Local design studio Tian & Teague has created a series of furniture and homeware based on the everyday struggles of living in New York City, including a tufted rug made to resemble a run-over rat.
The NYC Series features three different pieces, designed by the studio’s founders Tian Wang and Teague Miller based on aspects of living in the city that everyone “dreads”.
It includes a lamp modelled on the handrails of New York’s subway trains, a shelf made to look like scaffolding and a rug that resembles a flattened rat.
The pieces were gleaned from Wang and Miller’s own experience of living in the city and locals’ ability to live among things that might be considered jarring, taking the “discomforts of NYC” and turning them into a collection of home decor.
“The collection just came about from things we see on our daily commute,” Tian & Teague (TNT) told Dezeen. “I think in New York, you kind of learn to tune everything out and you start to get used to things that maybe you shouldn’t be used to.”
The shelving unit, for example, takes on the appearance of the ubiquitous scaffolding seen throughout the city. It consists of vertical and horizontal aluminium tubes that are held together with clamps, while a single diagonal bar supports the back.
Made to look like the vertical bars that serve as handholds on the city’s crowded underground trains, the lamp is made from powder-coated steel and has a single spherical bulb.
Meanwhile, the idea for the rat rug came from the designers seeing a run-over rodent on the street and being “in awe” of its morbid symmetry.

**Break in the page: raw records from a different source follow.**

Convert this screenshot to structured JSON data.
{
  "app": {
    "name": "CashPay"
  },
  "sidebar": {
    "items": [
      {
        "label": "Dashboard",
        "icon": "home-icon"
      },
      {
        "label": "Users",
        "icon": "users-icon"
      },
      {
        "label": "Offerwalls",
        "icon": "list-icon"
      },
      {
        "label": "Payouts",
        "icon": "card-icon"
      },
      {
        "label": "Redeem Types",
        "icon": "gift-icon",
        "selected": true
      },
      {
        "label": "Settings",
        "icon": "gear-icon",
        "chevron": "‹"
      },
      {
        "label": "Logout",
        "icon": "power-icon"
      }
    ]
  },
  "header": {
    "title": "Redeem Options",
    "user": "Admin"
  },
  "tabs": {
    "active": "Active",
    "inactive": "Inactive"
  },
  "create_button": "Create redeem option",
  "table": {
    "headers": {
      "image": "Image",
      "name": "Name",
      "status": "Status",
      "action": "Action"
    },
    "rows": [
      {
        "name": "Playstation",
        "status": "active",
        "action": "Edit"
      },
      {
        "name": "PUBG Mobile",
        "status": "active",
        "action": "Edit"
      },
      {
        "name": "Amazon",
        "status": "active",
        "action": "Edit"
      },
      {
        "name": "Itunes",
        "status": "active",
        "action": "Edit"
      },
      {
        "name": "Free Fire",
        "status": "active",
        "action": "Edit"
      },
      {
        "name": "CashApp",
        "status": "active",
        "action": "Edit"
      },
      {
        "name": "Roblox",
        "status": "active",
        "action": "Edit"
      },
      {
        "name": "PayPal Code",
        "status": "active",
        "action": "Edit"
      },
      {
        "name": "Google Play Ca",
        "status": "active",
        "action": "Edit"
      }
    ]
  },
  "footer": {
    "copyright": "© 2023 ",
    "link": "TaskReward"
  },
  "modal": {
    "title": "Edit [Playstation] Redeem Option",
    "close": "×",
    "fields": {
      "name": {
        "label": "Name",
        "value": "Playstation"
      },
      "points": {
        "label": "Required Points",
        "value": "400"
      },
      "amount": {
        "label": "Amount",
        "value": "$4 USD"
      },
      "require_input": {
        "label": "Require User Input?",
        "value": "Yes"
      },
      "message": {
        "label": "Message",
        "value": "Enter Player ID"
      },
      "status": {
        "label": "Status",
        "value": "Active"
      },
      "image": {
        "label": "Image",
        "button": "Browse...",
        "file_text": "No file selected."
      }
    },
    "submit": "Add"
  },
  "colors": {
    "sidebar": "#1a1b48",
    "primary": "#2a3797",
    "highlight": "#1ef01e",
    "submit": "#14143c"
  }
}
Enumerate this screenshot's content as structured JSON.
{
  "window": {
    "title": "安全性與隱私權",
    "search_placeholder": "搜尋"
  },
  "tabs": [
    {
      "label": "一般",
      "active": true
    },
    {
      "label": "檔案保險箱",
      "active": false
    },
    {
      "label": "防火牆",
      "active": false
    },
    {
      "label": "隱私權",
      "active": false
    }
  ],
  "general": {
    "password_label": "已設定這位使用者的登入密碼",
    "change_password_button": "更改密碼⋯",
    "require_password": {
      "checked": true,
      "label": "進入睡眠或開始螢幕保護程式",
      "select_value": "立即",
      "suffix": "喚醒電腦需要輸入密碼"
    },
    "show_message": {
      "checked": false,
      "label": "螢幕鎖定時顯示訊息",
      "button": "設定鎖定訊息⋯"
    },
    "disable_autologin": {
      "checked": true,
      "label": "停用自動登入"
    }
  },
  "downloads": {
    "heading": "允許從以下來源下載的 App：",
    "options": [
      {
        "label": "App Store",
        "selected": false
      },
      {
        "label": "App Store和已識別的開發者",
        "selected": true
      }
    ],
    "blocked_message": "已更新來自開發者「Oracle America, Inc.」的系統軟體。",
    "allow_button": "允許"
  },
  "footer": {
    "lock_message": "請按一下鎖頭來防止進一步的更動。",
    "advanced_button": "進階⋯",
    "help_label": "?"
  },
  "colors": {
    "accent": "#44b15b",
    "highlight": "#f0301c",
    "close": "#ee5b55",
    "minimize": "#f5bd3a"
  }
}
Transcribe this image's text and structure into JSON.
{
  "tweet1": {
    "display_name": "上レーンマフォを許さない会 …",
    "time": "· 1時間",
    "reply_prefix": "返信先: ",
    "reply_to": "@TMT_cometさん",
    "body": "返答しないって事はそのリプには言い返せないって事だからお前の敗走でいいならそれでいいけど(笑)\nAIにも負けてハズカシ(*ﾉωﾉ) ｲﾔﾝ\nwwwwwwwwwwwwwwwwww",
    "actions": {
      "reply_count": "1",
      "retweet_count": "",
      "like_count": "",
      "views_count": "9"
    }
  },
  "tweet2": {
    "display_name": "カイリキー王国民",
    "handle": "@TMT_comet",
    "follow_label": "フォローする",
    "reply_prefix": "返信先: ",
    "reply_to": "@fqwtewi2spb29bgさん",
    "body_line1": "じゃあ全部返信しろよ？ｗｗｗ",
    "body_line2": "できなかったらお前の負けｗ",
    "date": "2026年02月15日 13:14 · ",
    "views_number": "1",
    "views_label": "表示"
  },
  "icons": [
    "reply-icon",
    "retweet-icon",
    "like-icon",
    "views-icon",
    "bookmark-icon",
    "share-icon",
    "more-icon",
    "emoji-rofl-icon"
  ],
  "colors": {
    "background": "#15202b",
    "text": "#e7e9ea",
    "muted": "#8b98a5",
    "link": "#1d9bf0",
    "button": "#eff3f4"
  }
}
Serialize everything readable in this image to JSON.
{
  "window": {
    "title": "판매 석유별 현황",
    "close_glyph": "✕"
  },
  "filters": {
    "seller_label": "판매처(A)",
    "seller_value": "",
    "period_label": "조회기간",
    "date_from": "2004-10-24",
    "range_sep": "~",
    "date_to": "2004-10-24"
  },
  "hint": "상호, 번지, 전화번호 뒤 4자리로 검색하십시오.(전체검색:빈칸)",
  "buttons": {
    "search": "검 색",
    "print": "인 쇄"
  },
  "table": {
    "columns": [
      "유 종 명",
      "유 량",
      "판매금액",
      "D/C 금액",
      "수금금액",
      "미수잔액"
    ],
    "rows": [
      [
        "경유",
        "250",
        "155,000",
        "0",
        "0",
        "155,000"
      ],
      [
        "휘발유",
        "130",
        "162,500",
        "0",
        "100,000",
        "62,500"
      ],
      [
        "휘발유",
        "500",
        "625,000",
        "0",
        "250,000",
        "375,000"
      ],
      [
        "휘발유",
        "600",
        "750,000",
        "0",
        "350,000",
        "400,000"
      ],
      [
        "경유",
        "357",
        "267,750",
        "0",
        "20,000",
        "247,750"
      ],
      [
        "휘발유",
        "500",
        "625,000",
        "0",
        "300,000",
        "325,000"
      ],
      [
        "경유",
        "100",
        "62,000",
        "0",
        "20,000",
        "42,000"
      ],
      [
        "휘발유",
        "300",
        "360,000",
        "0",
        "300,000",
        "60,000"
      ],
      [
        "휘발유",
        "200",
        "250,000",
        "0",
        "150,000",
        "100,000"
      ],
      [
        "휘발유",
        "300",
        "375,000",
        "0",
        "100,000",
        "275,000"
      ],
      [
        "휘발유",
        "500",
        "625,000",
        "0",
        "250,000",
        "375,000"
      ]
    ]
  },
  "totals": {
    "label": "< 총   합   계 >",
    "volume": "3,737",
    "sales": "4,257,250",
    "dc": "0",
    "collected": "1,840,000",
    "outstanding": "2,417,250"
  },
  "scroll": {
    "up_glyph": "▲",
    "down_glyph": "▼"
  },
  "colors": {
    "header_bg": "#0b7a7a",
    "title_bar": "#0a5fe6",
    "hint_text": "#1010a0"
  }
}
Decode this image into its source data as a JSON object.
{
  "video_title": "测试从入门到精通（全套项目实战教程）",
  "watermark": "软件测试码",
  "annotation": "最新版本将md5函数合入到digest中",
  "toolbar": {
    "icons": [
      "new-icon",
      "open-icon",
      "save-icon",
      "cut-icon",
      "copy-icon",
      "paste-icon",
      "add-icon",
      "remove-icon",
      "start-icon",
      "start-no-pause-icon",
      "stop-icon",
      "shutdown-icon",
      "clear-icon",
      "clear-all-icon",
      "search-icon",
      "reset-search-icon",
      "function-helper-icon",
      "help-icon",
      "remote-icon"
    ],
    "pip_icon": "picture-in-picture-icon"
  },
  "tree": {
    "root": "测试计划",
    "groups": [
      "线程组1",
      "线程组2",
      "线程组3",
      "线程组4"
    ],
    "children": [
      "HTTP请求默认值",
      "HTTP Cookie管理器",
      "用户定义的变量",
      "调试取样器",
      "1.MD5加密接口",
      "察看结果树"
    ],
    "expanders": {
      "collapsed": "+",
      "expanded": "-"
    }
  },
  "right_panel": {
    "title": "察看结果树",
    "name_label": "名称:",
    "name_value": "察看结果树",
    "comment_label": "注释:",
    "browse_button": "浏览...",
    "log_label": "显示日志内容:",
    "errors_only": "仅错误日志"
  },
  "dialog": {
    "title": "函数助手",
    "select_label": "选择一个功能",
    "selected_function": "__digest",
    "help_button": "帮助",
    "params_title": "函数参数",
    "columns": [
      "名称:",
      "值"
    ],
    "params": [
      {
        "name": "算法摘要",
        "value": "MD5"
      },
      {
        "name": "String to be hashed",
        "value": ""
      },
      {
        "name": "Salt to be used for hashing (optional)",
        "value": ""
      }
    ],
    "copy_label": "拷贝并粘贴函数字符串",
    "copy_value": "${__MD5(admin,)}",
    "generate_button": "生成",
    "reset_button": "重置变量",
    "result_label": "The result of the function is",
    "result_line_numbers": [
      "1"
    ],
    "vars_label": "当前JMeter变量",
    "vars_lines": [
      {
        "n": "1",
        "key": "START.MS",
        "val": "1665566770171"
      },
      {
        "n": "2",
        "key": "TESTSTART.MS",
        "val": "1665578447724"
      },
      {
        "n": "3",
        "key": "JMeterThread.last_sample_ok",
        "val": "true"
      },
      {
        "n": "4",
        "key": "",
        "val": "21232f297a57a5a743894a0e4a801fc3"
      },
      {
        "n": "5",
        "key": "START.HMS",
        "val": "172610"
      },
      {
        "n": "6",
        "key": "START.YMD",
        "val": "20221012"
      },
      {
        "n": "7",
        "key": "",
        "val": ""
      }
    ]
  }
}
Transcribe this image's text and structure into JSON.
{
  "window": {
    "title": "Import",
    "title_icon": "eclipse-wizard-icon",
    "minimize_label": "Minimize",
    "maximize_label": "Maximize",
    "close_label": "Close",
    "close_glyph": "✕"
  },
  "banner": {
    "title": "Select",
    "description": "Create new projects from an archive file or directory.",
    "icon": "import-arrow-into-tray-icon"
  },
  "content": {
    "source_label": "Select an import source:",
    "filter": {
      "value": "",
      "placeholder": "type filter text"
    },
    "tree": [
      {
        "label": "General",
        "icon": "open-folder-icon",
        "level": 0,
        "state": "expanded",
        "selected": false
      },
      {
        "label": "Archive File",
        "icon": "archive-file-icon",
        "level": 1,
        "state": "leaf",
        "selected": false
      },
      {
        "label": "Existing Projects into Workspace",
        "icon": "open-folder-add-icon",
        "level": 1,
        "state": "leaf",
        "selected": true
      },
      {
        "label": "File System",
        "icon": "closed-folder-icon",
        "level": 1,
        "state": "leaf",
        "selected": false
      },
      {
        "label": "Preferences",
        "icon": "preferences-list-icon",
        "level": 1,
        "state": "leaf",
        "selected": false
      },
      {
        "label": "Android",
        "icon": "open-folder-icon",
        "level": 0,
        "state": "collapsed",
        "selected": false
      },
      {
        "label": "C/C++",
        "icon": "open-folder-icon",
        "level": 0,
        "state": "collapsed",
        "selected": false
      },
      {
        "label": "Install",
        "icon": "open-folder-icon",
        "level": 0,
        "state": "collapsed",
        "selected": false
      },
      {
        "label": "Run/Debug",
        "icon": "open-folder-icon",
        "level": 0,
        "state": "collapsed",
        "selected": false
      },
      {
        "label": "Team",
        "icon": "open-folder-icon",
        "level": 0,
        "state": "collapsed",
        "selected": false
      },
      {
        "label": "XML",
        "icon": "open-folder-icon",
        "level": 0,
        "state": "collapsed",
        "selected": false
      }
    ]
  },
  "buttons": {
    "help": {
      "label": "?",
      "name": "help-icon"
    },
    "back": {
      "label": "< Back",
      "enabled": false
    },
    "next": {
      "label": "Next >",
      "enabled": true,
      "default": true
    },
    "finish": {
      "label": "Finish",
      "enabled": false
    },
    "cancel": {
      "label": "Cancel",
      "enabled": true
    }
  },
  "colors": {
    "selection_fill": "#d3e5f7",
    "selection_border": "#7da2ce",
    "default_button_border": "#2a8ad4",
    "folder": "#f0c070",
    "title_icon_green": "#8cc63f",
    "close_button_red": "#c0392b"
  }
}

The final piece is “reminiscent of those Tibetan tiger rugs”, according to TNT, and was hand-tufted by the studio using wool yarn.
“Our work never takes itself too seriously and we like the idea of solving a problem by making the problem a great problem to have,” TNT told Dezeen.
“So for this collection, we wanted to take these objects that we don’t even want to touch, let alone be in our homes, then turn them into furniture that you would want in your home.”
TNT said that the works are meant to be conceptual and will not be mass-produced at this time.
Previously, the studio has worked on other conceptual furniture projects including Mother’s inflatable sofa, which was designed to critique climate change complacency.
Other conceptual design objects that have recently been featured on Dezeen include a portable black cat radar, designed as a commentary on superstitious beliefs in everyday life.
The photography is by Matthew Gordon.